Plains involved a challenge to the proposed merger between Plains Exploration & Product Company ("Plains") and Freeport-McMoran Copper & Gold Inc. ("Freeport"). In its acquisition proposal, Freeport had expressed its desire to retain Plains’ management. Plains’ board of directors did not form a special committee or conduct a market check, but it met frequently to discuss the proposed merger. It also allowed the CEO to lead the negotiations with Freeport. After the merger price was established in the negotiations, Plains’ executives met with Freeport to discuss their expected roles in the combined company after closing. The merger price represented a 39% premium to Plains’ preannouncement trading price. The definitive merger agreement included a no-solicitation (or "no shop") covenant, a four business-day matching right and a termination fee equal to 3% of the transaction’s equity value.

The Court’s Opinion
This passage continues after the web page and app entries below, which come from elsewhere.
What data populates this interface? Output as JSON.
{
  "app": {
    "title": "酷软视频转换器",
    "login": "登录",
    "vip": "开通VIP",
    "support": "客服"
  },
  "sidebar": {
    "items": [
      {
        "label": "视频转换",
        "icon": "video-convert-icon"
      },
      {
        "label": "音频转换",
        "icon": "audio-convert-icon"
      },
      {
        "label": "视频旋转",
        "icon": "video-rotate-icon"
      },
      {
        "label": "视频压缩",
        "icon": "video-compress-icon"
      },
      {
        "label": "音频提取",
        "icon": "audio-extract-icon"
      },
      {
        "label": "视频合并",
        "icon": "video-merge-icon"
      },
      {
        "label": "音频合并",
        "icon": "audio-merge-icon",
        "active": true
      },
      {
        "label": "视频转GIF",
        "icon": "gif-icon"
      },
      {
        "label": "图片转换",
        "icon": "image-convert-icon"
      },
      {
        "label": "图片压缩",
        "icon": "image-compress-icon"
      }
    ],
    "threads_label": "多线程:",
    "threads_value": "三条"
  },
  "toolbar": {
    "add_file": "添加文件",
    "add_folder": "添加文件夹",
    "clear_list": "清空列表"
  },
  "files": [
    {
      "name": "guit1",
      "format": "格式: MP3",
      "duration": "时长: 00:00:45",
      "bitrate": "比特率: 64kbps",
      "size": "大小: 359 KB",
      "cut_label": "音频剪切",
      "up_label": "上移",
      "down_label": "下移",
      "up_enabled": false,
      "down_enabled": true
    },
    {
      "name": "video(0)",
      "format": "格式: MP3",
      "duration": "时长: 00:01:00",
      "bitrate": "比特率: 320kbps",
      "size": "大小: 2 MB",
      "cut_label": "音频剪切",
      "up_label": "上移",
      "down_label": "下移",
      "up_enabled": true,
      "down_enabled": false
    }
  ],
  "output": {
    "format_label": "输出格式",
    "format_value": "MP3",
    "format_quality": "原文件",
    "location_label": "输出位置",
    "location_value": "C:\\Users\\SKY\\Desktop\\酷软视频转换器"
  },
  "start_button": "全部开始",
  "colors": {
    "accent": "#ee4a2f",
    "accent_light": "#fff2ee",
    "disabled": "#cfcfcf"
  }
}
The court denied the plaintiffs’ request for a preliminary injunction against the merger, finding that the plaintiffs did not have a reasonable probability of success in proving the Plains’ directors had breached their fiduciary duties in approving the transaction. First, the court rejected the plaintiffs’ attack on the board’s decision to permit Plains’ CEO to negotiate the merger agreement. The court noted that seven of the eight directors were disinterested and independent and thus not dominated by or beholden to the CEO. In addition, the court noted that "the Board’s decision to allow [the CEO] to run the negotiations was not inherently unreasonable." It explained that the CEO may have been "in the ‘best position to advance the interests of [Plains’] stockholders’ because he had the ‘most experience with and deepest knowledge of [Plains’] assets’ " (alterations in original). Equally important, the court observed that the Board "properly managed the conflict by overseeing the negotiations" through several meetings in which they "discussed the proposed merger and participated in the decision-making process." It was also noted that the CEO’s share ownership should have motivated him to obtain the best price possible.

Second, the court found that the directors’ decision not to conduct a presigning market check or include a "go-shop" provision in the merger agreement was not reasonably likely to constitute a breach of fiduciary duty. The court stated that "there is no bright-line rule that directors must conduct a pre-agreement market check or shop the company." It also explained that "[o]ne consequence of a single-buyer negotiation strategy is that it requires a board to rely more extensively on its own knowledge and the knowledge of its financial advisor in determining whether the proposed transaction is priced fairly."

The court concluded that the Plains’ "directors’ relevant expertise and experience support a reasonable inference that they were informed and competent to make an appropriate decision." It also found that the deal protection terms, including the four business-day matching right and the 3% termination fee, "would not have prevented either a serious bidder from putting forth a higher bid or the Board from entertaining and accepting a bona fide superior proposal."

Finally, the court rejected the plaintiffs’ challenge to the board’s decision not to include a "collar" around the exchange ratio. The merger agreement provided for a fixed exchange ratio in which Plains’ stockholders would receive a specified number of shares of Freeport stock. Because there was no "collar" around the exchange ratio, Plains’ stockholders would receive less merger consideration if Freeport’s share price declined following announcement of the merger, which is what happened. The court held that "[t]he decision to negotiate or not to negotiate for a collar is within the business judgment of the board."

Conclusion

Plains confirms longstanding Delaware law that boards have wide latitude in structuring sale processes. Delaware courts have repeatedly stated that there is "no single blueprint" to discharging Revlon duties. While some companies conduct broad pre-signing market checks, numerous Delaware opinions have upheld decisions made by a majority of disinterested and independent directors to pursue a single-bidder sale strategy. In such cases, directors generally consider the benefit of the "bird in hand"; the risk of losing that bid; the possible adverse effects that may result from conducting a pre-signing market check; and the extent to which any "deal protection" terms in the merger agreement might impede a post-signing market check. While there is always a risk of hindsight judgment, boards should be able to make an informed decision as to which kind of sale process is most likely to maximize stockholder value. Such decisions will generally not be second-guessed by courts, particularly where the record shows appropriate oversight of the sale process by independent directors.